*WHAT THE TASK ASKS*: The expected output is a copy of every line in the records with the string "from".

*PROVIDED RECORDS*:
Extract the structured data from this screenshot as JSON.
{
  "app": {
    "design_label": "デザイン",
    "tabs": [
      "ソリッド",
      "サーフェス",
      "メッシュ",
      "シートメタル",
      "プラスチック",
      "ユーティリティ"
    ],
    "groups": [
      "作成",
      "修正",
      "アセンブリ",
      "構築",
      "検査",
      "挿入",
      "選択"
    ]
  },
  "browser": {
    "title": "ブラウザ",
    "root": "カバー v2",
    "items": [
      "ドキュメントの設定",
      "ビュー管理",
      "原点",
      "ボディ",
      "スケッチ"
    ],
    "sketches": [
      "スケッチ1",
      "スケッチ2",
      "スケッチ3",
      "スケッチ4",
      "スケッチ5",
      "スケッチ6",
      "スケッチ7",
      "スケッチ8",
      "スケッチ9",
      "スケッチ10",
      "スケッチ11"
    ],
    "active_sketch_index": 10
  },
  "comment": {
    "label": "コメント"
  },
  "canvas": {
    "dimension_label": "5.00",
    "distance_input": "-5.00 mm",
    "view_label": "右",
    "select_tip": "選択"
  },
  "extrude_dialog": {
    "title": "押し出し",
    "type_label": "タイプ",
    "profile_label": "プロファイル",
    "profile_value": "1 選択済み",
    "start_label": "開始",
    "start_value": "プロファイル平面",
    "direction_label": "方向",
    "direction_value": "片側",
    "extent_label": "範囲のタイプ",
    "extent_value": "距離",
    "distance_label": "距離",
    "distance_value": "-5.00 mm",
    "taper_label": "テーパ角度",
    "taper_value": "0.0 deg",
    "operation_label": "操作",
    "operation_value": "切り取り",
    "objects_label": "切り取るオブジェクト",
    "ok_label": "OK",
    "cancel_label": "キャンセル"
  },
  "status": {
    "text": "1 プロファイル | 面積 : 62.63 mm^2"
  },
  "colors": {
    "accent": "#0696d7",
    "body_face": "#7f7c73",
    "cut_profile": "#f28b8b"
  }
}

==

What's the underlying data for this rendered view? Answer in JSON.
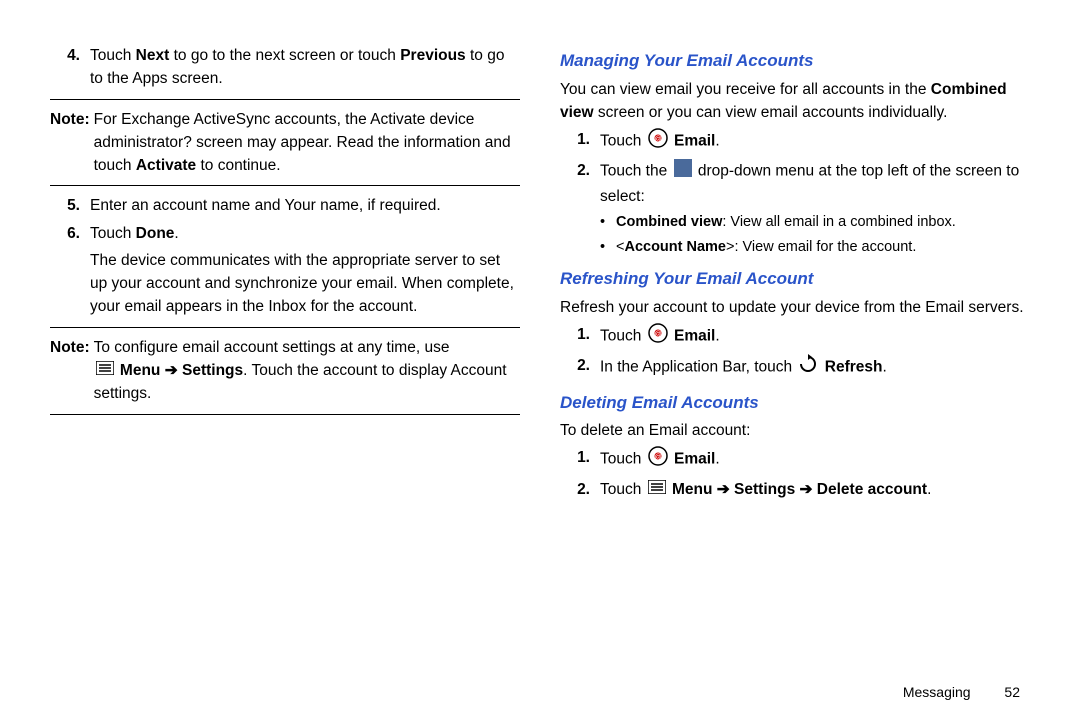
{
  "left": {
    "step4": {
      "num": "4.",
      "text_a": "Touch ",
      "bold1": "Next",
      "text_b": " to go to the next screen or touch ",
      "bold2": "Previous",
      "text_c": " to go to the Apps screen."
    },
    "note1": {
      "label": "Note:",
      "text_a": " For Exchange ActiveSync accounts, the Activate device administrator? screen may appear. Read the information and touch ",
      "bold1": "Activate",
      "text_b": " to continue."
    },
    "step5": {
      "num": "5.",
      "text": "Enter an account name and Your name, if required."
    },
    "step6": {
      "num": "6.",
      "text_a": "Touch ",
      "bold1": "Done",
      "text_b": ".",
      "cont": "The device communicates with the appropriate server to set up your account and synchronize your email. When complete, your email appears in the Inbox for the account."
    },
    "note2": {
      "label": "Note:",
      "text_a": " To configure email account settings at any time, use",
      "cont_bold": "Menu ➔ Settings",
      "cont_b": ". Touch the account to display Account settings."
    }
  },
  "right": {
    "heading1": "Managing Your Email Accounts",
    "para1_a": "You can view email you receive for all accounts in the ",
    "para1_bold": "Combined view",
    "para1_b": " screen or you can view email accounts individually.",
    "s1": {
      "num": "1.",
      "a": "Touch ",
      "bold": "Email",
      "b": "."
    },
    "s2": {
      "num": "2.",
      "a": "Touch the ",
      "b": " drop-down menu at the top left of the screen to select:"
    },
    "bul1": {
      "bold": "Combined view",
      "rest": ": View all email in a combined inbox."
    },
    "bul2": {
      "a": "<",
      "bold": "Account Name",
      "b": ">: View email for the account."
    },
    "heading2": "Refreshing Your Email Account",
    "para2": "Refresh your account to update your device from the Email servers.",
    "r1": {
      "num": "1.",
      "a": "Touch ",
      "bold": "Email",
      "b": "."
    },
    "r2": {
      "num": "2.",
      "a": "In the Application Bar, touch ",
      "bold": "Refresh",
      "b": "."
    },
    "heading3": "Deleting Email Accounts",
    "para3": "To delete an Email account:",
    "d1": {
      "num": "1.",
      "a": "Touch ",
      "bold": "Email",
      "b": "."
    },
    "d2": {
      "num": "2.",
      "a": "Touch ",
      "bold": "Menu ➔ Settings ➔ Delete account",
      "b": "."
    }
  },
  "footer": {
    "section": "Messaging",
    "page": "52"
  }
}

*SOLUTION FOR THIS EXERCISE*:
Extract the structured data from this screenshot as JSON.
    "para2": "Refresh your account to update your device from the Email servers.",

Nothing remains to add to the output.